When you’re negotiating with someone, you’re probably trying to work your way towards a “Yes.” However, getting a “No” can be just as helpful if you’re asking the right questions.
As former FBI hostage negotiater Chris Voss explains, people are often hesitant to say yes because it feels like a commitment. They withhold the yes in order to maintain some leverage in the negotiation. However, you can build towards an agreeable conclusion with a targeted “No.”

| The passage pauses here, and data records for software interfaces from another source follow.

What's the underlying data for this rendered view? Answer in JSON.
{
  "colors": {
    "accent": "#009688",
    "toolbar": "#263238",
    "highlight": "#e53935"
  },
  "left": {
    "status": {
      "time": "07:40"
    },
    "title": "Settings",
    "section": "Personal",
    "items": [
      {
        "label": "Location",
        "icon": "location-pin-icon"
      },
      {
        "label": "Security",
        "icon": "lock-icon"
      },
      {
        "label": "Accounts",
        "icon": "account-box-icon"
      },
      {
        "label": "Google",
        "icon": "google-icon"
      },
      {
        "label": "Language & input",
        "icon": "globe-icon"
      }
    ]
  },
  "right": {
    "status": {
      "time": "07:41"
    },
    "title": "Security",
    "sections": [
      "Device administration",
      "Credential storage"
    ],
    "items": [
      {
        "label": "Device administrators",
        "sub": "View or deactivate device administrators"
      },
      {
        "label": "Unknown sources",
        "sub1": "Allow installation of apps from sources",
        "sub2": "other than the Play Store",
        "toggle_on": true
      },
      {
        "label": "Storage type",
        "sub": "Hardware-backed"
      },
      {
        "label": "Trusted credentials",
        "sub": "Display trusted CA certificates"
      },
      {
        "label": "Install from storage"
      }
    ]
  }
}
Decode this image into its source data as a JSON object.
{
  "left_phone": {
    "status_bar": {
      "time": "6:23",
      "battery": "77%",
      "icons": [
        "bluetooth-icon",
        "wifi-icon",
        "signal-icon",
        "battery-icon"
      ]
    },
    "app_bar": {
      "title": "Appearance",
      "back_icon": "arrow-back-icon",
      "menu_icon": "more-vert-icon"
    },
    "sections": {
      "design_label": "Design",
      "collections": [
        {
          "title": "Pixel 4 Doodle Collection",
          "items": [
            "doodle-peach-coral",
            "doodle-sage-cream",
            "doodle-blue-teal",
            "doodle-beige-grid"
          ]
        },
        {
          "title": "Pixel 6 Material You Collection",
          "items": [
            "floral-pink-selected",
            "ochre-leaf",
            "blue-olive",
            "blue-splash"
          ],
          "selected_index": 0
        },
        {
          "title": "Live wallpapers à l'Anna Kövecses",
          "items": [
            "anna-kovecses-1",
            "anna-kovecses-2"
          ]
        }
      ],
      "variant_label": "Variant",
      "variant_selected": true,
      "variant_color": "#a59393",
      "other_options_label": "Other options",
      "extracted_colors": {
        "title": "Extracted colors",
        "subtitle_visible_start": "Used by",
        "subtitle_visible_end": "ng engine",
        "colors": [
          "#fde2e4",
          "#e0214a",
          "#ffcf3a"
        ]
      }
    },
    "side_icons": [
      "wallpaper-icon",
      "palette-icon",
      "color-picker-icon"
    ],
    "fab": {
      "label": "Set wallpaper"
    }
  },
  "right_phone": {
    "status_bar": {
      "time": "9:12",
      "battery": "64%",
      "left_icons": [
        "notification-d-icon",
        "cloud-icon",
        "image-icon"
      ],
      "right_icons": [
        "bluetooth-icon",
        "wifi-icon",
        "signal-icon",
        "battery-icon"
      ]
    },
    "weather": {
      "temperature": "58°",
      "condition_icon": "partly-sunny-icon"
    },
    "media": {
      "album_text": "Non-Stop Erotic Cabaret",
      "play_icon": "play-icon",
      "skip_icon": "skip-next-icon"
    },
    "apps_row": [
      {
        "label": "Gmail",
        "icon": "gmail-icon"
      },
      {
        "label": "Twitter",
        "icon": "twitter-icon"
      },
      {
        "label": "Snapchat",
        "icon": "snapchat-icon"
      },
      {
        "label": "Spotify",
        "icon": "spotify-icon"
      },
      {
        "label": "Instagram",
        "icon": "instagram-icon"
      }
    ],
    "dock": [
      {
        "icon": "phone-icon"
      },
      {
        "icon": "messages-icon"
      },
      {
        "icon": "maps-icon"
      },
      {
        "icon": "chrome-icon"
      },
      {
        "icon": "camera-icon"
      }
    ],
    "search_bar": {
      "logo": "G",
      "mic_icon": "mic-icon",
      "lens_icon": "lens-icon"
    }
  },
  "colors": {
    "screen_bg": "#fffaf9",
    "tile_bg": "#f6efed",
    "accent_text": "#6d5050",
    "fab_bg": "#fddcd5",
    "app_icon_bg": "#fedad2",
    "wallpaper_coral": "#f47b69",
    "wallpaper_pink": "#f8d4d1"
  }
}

People will do things that aren’t in their best interest, just to prove to you that they have autonomy. If you make it clear to them that it’s okay to say “no”, then you help them feel autonomous which makes them more collaborative. You call somebody up on the phone and say, “Have you got a few minutes to talk?” That will make anybody tighten up. Immediately they want to say “no” to that, because they know if they say “yes”, they’re going to get hooked in and be kept on the phone. The opposite is to say, “Is now a bad time to talk?”
By coming at your negotiation from a different angle, you can change the shape of the discussion. For example, you may not be able to get someone to agree to buy a new big screen TV up front, but you can ask “Do you like the size of your current TV?” You might get a no, which you can build on. In other words, don’t be afraid of a “No.” Just use it as a guide on where to steer the conversation.
[Via] Source: Lifehacker.com